* _Goal of the exercise_: In the entries below, find the lines that contain the word "file" and copy them.
- Opening Delimiter -
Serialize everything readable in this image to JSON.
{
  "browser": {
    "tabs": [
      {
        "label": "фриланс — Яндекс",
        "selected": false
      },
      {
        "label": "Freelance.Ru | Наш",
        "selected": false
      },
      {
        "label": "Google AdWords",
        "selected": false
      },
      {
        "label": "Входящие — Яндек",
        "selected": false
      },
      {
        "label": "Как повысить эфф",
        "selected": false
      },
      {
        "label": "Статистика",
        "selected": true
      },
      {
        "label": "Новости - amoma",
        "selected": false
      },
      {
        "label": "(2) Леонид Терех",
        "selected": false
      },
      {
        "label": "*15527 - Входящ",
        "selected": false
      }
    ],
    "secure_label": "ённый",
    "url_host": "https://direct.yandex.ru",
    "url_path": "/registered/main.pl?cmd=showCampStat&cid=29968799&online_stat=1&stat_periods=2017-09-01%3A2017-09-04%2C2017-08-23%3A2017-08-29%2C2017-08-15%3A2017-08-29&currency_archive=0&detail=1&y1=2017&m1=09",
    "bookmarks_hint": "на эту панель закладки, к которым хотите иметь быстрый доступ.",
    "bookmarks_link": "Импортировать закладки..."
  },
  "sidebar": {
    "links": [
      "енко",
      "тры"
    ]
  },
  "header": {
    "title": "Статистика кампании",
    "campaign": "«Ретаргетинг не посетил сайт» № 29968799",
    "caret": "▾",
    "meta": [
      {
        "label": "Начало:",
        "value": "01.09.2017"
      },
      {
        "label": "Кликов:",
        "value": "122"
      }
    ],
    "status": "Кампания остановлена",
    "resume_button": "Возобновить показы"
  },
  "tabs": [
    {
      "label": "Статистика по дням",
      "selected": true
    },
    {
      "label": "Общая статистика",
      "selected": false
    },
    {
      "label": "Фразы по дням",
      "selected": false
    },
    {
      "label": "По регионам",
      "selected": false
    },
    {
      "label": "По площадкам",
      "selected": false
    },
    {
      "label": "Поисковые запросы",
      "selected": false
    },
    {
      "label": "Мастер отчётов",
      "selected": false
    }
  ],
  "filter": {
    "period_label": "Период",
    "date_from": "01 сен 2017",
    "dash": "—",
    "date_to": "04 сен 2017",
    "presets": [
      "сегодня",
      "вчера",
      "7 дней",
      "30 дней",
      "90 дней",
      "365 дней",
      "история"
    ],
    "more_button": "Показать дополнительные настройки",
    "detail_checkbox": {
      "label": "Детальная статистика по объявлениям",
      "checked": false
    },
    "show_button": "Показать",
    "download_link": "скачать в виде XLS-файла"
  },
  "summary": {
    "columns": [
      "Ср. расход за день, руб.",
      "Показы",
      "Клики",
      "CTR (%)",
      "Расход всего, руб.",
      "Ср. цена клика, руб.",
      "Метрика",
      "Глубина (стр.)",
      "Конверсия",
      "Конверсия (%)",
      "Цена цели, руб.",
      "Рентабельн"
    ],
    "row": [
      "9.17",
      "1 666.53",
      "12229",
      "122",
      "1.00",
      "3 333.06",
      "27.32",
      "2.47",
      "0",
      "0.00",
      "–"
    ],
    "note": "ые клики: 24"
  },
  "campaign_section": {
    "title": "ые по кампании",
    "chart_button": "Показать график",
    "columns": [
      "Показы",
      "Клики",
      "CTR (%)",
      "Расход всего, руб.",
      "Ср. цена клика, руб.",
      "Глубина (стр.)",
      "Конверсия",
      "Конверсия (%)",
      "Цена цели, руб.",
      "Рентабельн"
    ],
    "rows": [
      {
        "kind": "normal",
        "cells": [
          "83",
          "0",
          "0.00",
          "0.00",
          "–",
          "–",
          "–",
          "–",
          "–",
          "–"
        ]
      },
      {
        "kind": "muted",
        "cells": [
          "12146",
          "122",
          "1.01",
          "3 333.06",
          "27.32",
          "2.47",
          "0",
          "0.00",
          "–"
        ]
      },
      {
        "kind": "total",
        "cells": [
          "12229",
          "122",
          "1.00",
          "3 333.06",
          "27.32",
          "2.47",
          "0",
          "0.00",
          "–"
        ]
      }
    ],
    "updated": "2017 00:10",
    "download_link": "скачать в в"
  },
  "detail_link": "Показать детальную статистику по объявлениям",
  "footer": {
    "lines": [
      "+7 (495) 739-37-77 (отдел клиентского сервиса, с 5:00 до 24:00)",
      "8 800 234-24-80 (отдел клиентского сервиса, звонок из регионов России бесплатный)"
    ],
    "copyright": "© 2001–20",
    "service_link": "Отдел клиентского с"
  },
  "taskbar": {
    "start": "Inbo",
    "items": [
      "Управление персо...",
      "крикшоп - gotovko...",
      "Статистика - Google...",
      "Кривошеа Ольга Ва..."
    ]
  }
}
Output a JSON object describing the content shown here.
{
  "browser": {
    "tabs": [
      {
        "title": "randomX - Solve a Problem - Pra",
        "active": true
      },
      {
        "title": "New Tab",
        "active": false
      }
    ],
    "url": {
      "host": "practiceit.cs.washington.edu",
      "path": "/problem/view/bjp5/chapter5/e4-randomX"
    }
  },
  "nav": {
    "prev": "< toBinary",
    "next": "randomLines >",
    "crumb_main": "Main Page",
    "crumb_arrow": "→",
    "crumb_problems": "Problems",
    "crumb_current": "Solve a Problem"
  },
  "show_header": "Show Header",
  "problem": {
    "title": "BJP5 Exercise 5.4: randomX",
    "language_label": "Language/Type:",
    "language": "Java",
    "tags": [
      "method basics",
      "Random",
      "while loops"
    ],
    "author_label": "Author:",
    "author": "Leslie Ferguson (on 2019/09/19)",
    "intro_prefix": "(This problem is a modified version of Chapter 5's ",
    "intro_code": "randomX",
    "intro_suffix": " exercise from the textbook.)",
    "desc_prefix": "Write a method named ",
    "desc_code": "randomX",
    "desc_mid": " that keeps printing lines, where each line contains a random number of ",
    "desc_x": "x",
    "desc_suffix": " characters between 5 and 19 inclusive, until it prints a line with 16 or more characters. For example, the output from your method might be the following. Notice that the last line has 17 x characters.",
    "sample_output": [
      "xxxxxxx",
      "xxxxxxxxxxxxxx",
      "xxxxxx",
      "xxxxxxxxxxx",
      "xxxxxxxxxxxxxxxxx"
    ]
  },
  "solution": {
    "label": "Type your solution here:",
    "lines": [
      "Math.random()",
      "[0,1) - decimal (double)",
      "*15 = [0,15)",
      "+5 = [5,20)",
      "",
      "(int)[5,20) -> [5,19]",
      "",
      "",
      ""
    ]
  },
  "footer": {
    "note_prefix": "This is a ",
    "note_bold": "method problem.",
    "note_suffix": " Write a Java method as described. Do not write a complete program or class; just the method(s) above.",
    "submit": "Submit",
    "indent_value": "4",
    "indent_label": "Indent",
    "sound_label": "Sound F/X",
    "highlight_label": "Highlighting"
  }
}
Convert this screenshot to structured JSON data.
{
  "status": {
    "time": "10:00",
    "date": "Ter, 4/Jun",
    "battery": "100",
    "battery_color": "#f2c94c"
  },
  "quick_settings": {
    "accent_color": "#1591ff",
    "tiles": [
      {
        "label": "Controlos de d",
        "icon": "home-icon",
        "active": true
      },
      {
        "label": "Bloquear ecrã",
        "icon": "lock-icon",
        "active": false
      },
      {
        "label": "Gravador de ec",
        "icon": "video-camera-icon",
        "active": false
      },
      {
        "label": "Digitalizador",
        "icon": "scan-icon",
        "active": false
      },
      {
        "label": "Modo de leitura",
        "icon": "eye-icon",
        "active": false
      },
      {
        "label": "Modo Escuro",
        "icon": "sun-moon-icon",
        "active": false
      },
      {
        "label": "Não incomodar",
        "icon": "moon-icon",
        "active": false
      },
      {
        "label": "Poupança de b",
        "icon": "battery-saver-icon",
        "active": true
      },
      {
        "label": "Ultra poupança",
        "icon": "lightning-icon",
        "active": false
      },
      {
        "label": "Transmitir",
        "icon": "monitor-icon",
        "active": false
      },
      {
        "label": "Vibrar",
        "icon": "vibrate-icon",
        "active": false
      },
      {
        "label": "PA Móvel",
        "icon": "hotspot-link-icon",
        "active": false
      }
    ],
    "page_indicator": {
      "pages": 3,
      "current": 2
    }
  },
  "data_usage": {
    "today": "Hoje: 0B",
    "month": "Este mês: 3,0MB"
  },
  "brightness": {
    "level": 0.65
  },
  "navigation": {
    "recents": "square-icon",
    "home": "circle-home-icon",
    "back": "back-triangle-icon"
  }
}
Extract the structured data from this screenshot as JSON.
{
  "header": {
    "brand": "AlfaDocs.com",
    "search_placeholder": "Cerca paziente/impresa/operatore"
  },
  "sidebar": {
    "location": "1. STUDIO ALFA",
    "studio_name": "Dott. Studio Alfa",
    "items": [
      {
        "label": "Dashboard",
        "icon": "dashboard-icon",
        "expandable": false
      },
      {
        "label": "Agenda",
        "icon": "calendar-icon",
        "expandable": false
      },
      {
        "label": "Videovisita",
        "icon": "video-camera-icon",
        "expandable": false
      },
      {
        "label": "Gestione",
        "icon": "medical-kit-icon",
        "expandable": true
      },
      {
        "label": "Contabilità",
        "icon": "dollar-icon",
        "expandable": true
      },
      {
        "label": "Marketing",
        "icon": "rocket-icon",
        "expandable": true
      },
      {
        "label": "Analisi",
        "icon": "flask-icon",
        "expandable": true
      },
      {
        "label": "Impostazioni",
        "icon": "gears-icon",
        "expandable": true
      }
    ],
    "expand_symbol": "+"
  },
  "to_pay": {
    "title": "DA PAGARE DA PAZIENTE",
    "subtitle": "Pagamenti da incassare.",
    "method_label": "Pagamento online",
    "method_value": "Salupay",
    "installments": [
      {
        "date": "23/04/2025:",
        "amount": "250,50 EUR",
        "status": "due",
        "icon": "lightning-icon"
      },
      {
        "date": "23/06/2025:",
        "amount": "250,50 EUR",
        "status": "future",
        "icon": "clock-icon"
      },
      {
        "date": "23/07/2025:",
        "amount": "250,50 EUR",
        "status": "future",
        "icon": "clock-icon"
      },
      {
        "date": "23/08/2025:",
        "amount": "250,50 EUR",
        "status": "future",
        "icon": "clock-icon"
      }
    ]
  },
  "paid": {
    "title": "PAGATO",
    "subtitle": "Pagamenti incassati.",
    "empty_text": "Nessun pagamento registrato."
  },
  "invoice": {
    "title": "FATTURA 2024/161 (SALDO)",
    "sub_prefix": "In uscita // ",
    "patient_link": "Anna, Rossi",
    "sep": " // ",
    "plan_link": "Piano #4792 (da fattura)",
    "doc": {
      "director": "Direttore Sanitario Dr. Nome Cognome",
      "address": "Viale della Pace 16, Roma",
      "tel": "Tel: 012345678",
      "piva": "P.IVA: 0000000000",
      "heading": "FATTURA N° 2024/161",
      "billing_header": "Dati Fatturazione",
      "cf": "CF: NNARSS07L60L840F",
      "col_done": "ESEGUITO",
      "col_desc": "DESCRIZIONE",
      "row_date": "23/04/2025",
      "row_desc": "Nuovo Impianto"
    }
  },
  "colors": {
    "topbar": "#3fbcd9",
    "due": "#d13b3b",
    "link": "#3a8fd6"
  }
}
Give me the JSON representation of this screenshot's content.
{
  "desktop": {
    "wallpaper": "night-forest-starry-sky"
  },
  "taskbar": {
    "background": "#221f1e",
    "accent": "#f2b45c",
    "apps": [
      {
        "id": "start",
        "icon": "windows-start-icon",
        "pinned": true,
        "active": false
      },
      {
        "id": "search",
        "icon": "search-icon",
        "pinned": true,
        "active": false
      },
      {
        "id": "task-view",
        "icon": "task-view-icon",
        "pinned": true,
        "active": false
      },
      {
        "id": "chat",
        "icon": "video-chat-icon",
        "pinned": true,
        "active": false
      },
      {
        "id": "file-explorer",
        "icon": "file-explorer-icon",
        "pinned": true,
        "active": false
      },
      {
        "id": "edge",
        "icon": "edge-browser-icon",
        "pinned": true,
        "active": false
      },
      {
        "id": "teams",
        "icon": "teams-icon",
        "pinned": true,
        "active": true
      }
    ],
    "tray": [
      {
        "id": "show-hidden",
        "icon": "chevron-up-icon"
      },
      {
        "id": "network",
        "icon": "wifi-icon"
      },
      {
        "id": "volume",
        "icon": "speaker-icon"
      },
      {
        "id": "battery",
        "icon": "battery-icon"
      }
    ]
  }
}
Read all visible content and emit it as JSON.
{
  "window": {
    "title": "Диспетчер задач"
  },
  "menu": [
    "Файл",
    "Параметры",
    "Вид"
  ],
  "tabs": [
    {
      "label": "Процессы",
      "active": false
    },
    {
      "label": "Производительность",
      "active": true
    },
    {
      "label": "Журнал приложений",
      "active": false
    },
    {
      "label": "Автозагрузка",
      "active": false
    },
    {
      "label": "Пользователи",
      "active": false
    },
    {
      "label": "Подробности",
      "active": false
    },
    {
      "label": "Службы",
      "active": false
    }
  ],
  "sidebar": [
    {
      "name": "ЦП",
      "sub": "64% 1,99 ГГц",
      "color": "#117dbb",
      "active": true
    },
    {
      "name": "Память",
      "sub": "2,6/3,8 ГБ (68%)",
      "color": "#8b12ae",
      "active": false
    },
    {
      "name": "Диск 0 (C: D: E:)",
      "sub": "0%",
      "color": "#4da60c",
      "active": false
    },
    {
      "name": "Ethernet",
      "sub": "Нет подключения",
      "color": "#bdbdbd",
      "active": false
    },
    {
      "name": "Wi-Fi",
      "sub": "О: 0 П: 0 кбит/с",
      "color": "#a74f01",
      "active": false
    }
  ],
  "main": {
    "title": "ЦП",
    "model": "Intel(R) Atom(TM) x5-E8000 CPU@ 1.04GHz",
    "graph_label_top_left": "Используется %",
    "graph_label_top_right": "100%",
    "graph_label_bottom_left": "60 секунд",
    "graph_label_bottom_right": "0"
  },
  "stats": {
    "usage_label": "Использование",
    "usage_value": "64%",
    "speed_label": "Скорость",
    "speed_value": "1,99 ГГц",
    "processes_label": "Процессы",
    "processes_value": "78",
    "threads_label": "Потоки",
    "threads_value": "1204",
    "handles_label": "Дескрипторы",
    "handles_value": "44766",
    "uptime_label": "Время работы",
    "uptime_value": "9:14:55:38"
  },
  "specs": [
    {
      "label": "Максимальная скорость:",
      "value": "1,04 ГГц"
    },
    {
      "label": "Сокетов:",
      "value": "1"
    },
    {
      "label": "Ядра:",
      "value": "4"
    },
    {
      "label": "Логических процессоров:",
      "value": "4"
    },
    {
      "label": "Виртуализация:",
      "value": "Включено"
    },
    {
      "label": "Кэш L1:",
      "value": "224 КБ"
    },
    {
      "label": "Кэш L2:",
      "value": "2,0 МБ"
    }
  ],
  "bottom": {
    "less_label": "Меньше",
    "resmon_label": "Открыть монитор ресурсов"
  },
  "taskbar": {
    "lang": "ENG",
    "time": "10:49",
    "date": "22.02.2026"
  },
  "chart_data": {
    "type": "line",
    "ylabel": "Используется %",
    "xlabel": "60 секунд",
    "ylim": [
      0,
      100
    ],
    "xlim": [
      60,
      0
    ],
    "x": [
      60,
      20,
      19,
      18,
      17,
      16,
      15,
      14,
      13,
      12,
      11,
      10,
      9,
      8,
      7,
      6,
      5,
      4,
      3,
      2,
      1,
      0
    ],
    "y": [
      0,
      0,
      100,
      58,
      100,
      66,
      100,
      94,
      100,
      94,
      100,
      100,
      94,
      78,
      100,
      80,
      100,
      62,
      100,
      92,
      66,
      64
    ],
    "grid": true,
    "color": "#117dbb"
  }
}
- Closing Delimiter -
* _Reply to the exercise_:
        "id": "file-explorer",
        "icon": "file-explorer-icon",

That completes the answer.